Invader plants may not be equally successful in varied invaded ranges due to the time that passed since they were first introduced
and environmental factors. These were the results from a collaborative study by a team of plant invasion ecologists from India and South Africa. The
study was published in the latest issue of the journal
The playful contingent; from left to right: Gyan Prakash Sharma (former C·I·B post-doc, now at the
University of Delhi, India); Karen J. Esler (C·I·B Core Team Member) and Neha Goyal (PhD student at the University of Delhi, India)
(Photo credit: Neha Goyal)
Teaming up with Prof. Karen Esler, C·I·B Core Team Member, Dr. Gyan Prakash Sharma, a former C·I·B postdoctoral fellow,
and now Assistant Professor at the University of Delhi and his PhD student, Neha Goyal unravelled the factors that facilitate performance of Lantana (Lantana
camara L. (sensu lato)) across the two invaded ranges, India and South Africa.
Lantana, a shrub native to the American tropics, currently occupies 13 million hectares in India and 2 million hectares in South Africa. The
species continues to expand due to climatic suitability of the invaded ranges and has a high invasibility potential across the two ranges. Interestingly, the
time since Lantana was introduced to these two ranges differs substantially viz. ˜213 years in India and
˜159 years in South Africa.
To measure the speciesí performance, the team identified a set of vegetative and reproductive traits of Lantana in the two invaded ranges. Climatic
factors of the invaded ranges were also collected. On comparing the field observations and estimated trait values, the Indian populations were found to be more
vigorous than those in South Africa in terms of key traits. The team also found that substantial differences in mean annual temperature and/or residence timeframe
in the two invaded ranges might have driven contrasting performance ability of Lantana. However, investigation for other unidentified factor(s) which may
contribute to speciesí invasive success in the invaded range is necessary.
The study prompts for enhanced research attention towards Lantana. The authors reiterate that there is a need to disentangle Lantana
species complex composition to better determine the variability in speciesí performance potential within and between different invaded ranges,

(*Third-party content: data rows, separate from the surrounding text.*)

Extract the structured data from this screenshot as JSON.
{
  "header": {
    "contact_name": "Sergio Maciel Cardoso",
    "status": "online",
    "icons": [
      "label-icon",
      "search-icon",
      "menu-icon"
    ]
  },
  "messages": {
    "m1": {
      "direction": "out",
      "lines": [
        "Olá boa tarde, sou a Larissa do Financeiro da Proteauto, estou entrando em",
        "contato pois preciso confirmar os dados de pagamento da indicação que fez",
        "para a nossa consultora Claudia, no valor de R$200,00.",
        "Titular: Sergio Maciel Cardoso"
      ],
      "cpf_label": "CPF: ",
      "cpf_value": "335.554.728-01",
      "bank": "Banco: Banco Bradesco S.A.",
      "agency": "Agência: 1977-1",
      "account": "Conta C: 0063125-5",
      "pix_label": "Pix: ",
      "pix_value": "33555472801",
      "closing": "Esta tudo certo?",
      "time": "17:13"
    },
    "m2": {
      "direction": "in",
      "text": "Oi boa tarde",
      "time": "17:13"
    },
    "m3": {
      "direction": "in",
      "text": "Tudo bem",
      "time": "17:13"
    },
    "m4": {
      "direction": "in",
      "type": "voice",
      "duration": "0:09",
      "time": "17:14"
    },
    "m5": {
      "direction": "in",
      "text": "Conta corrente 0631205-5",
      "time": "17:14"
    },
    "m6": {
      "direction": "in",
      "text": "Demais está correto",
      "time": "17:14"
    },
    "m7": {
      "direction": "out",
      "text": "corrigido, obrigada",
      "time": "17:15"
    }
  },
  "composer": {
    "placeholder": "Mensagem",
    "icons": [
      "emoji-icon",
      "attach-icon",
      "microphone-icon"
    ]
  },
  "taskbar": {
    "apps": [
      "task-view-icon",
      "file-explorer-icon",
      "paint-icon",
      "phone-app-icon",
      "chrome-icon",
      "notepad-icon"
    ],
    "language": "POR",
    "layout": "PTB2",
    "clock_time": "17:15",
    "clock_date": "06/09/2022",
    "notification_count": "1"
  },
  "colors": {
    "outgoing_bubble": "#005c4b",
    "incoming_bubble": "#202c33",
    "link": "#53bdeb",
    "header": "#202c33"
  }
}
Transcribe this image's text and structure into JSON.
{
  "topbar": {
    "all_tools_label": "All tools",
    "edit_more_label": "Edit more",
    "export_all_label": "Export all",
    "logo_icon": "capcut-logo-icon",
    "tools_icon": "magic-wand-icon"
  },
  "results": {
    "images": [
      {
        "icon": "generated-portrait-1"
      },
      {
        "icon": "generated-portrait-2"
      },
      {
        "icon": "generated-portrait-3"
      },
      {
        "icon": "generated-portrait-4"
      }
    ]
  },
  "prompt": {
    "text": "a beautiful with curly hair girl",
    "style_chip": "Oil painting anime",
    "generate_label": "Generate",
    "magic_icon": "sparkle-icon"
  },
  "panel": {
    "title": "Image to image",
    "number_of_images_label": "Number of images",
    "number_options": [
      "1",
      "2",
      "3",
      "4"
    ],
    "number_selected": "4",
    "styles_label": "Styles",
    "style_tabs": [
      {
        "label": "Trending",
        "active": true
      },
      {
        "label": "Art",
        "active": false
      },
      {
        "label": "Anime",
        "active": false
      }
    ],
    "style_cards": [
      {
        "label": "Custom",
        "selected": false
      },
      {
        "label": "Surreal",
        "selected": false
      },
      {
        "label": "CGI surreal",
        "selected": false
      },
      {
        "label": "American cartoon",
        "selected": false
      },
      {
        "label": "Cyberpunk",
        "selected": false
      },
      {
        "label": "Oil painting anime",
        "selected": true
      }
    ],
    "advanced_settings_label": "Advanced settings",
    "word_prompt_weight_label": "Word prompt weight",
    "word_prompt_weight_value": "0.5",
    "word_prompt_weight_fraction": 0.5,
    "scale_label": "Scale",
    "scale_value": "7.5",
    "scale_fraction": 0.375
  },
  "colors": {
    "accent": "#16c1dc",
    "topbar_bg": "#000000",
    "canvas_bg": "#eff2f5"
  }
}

including India and South Africa. Their unequal success in different invaded areas could be crucial for their management.
Read the paper: Goyal N,
Esler KJ & Sharma GP (2018) What drives performance potential of Lantana camara L. (sensu lato) in the invaded range?
Tropical Ecology 59(1), 57-68
For more information, contact Gyan Sharma at firstname.lastname@example.org